++++ Input for this task ++++

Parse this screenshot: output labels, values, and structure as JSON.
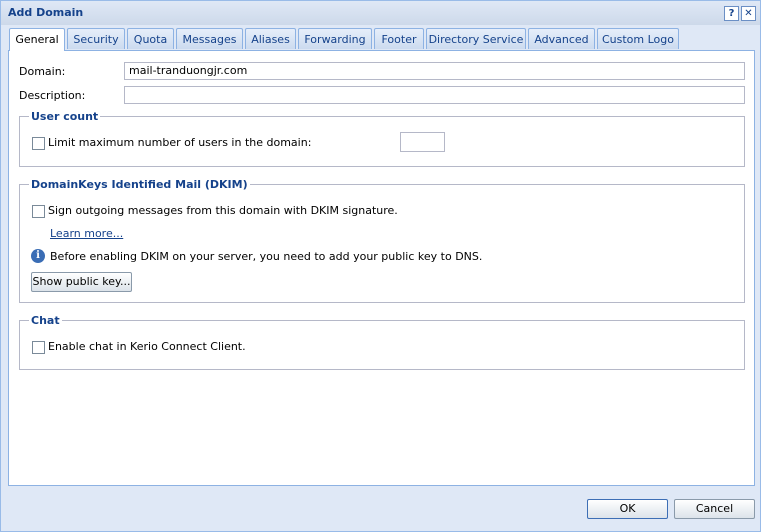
{
  "window": {
    "title": "Add Domain"
  },
  "titlebar": {
    "help_glyph": "?",
    "close_glyph": "✕"
  },
  "tabs": [
    {
      "label": "General",
      "active": true
    },
    {
      "label": "Security"
    },
    {
      "label": "Quota"
    },
    {
      "label": "Messages"
    },
    {
      "label": "Aliases"
    },
    {
      "label": "Forwarding"
    },
    {
      "label": "Footer"
    },
    {
      "label": "Directory Service"
    },
    {
      "label": "Advanced"
    },
    {
      "label": "Custom Logo"
    }
  ],
  "general": {
    "domain_label": "Domain:",
    "domain_value": "mail-tranduongjr.com",
    "description_label": "Description:",
    "description_value": ""
  },
  "user_count": {
    "legend": "User count",
    "limit_label": "Limit maximum number of users in the domain:",
    "limit_checked": false,
    "limit_value": ""
  },
  "dkim": {
    "legend": "DomainKeys Identified Mail (DKIM)",
    "sign_label": "Sign outgoing messages from this domain with DKIM signature.",
    "sign_checked": false,
    "learn_more": "Learn more...",
    "info_glyph": "i",
    "info_text": "Before enabling DKIM on your server, you need to add your public key to DNS.",
    "show_key_button": "Show public key..."
  },
  "chat": {
    "legend": "Chat",
    "enable_label": "Enable chat in Kerio Connect Client.",
    "enable_checked": false
  },
  "footer": {
    "ok": "OK",
    "cancel": "Cancel"
  }
}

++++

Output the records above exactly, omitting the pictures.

Parse this screenshot: output labels, values, and structure as JSON.
{
  "window": {
    "title": "Add Domain"
  },
  "titlebar": {
    "help_glyph": "?",
    "close_glyph": "✕"
  },
  "tabs": [
    {
      "label": "General",
      "active": true
    },
    {
      "label": "Security"
    },
    {
      "label": "Quota"
    },
    {
      "label": "Messages"
    },
    {
      "label": "Aliases"
    },
    {
      "label": "Forwarding"
    },
    {
      "label": "Footer"
    },
    {
      "label": "Directory Service"
    },
    {
      "label": "Advanced"
    },
    {
      "label": "Custom Logo"
    }
  ],
  "general": {
    "domain_label": "Domain:",
    "domain_value": "mail-tranduongjr.com",
    "description_label": "Description:",
    "description_value": ""
  },
  "user_count": {
    "legend": "User count",
    "limit_label": "Limit maximum number of users in the domain:",
    "limit_checked": false,
    "limit_value": ""
  },
  "dkim": {
    "legend": "DomainKeys Identified Mail (DKIM)",
    "sign_label": "Sign outgoing messages from this domain with DKIM signature.",
    "sign_checked": false,
    "learn_more": "Learn more...",
    "info_glyph": "i",
    "info_text": "Before enabling DKIM on your server, you need to add your public key to DNS.",
    "show_key_button": "Show public key..."
  },
  "chat": {
    "legend": "Chat",
    "enable_label": "Enable chat in Kerio Connect Client.",
    "enable_checked": false
  },
  "footer": {
    "ok": "OK",
    "cancel": "Cancel"
  }
}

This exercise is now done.